[Directions] Please filter the listing for the string "skill" and copy each matching line.
--*--
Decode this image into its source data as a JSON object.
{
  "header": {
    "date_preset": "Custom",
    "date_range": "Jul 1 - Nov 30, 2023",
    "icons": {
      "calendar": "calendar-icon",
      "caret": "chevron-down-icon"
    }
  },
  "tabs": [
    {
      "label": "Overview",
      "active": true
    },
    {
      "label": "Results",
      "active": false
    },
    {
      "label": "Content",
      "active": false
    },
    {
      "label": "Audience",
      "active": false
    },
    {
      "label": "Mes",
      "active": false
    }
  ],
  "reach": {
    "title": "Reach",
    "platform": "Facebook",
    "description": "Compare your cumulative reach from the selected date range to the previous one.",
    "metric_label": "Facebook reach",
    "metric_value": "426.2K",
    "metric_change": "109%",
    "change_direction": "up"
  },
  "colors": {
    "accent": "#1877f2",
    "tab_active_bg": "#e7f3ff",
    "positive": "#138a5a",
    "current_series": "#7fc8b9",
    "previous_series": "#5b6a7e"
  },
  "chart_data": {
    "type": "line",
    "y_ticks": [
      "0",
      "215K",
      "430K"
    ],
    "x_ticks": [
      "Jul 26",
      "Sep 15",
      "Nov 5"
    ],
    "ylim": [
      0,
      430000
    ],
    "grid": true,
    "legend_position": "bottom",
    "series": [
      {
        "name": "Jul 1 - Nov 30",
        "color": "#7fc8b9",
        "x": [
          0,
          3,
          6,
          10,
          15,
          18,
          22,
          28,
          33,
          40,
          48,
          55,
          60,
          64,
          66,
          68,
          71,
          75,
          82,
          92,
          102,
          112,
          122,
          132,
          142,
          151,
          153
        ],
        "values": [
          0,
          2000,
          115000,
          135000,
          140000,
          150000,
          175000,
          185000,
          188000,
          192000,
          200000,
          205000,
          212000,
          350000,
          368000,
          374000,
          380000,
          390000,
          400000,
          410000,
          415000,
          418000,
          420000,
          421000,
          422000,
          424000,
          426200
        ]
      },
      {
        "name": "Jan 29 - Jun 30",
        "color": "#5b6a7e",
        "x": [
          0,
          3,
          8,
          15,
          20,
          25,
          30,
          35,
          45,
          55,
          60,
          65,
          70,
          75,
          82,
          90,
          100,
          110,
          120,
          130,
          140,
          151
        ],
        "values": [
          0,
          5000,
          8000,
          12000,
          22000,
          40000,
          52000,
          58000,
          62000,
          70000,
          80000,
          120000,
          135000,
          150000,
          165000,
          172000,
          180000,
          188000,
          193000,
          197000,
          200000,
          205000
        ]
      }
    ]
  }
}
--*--
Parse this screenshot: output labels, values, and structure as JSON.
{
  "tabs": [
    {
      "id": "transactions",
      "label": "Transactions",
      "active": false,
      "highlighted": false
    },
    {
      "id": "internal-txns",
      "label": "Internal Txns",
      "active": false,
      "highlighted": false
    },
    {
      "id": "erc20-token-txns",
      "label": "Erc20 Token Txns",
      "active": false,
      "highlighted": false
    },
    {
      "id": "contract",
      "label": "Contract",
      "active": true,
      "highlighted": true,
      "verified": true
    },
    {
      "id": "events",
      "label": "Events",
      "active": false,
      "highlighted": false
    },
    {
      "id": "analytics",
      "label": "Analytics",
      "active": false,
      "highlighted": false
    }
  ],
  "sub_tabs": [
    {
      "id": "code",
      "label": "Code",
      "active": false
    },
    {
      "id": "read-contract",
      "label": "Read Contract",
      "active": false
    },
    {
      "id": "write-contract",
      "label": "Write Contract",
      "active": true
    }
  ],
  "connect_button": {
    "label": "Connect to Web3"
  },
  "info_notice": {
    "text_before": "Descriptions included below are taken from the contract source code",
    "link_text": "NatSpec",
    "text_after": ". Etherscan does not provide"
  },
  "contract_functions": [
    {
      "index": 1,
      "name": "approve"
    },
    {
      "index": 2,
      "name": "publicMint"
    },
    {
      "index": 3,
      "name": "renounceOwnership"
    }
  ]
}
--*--
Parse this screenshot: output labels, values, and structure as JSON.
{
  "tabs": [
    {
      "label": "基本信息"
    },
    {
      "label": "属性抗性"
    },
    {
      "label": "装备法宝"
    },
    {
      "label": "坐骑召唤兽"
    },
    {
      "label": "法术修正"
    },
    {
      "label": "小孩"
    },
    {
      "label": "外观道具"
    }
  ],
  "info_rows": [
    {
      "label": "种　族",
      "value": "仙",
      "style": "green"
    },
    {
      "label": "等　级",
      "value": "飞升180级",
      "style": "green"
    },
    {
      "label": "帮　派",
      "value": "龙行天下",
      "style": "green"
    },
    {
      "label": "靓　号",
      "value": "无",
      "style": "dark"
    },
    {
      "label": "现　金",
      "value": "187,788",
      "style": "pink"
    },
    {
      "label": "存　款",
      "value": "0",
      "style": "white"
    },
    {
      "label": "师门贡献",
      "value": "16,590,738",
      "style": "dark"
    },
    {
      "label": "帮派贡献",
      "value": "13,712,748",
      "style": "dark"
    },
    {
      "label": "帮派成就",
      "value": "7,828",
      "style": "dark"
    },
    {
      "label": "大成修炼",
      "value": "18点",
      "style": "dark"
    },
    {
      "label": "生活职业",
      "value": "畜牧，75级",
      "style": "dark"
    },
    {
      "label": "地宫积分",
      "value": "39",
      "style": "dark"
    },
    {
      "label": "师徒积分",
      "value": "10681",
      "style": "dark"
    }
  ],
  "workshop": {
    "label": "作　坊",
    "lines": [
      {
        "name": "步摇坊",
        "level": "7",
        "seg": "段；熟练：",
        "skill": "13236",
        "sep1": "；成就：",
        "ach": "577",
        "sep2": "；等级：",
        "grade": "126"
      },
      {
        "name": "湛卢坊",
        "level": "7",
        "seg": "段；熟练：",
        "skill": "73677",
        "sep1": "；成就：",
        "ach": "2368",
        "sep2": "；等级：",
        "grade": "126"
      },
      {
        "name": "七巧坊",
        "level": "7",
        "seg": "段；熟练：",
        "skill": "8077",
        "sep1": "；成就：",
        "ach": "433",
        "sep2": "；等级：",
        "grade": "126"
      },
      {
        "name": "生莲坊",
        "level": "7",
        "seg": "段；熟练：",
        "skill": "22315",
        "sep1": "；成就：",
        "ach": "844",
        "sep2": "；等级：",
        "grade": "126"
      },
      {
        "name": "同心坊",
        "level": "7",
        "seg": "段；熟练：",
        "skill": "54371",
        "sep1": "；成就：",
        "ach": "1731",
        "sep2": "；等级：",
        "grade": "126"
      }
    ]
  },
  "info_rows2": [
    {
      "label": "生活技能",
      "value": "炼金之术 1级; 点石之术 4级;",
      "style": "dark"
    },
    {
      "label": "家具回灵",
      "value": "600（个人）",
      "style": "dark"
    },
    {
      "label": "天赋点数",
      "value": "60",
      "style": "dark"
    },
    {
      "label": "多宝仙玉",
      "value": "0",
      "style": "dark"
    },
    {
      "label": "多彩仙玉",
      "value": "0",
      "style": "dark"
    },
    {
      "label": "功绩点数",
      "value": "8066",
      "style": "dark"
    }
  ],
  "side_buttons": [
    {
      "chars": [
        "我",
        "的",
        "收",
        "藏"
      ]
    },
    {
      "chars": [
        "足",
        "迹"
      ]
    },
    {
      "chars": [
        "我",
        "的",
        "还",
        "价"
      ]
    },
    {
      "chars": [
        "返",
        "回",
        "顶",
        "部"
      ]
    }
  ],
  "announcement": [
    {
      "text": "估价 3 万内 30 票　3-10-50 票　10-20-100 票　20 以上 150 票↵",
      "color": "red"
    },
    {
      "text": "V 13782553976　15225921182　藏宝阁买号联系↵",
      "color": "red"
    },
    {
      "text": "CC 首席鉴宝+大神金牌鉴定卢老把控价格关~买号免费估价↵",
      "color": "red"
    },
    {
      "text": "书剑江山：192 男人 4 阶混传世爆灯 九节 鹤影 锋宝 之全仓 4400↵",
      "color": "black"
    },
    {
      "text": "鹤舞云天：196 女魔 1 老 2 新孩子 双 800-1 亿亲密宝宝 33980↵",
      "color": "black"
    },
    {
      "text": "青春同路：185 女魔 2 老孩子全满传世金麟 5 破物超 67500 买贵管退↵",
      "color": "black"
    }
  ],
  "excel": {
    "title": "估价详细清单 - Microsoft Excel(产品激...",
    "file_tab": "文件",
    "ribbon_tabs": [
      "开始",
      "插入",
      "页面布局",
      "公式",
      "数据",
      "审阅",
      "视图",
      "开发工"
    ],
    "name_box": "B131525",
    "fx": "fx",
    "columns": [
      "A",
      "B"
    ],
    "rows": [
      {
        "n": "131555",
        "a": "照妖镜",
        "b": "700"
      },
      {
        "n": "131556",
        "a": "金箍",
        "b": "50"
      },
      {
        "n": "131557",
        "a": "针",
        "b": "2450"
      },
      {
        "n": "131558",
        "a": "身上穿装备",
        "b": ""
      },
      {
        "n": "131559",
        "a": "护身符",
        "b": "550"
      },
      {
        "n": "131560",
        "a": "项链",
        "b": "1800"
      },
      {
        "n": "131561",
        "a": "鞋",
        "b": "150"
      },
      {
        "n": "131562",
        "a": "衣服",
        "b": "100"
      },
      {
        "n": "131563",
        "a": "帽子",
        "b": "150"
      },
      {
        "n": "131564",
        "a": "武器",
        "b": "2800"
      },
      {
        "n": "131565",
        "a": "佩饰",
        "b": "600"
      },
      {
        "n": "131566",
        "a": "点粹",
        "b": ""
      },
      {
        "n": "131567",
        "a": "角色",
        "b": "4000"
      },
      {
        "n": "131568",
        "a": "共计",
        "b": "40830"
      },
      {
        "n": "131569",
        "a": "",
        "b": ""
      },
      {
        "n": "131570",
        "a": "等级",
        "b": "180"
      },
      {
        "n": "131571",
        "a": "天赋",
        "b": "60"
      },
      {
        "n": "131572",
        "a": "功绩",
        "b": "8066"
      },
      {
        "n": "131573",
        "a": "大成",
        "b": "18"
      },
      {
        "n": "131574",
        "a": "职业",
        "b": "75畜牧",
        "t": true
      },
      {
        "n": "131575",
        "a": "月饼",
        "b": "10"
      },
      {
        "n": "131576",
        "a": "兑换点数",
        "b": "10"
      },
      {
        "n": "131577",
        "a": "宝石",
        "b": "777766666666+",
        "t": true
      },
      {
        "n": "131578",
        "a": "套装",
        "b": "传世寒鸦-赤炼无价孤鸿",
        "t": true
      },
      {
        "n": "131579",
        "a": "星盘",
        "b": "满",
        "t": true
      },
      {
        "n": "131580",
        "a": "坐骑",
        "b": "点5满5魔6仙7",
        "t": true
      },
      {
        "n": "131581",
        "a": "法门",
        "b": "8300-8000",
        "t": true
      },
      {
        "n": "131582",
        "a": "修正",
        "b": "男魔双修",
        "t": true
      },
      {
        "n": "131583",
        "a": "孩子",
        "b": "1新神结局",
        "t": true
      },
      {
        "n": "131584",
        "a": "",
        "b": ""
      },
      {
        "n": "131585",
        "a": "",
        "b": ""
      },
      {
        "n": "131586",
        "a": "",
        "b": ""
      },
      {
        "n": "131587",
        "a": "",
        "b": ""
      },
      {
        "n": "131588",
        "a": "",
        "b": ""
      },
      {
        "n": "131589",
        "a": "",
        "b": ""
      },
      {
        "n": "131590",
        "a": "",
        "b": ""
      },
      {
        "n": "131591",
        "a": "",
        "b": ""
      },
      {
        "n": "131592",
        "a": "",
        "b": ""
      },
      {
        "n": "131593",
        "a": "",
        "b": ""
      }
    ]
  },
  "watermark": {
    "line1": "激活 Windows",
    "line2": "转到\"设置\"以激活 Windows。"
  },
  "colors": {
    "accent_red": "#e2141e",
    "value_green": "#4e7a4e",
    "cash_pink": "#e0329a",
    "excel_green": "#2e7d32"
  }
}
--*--
[Answer below]
        "skill": "13236",
        "skill": "73677",
        "skill": "8077",
        "skill": "22315",
        "skill": "54371",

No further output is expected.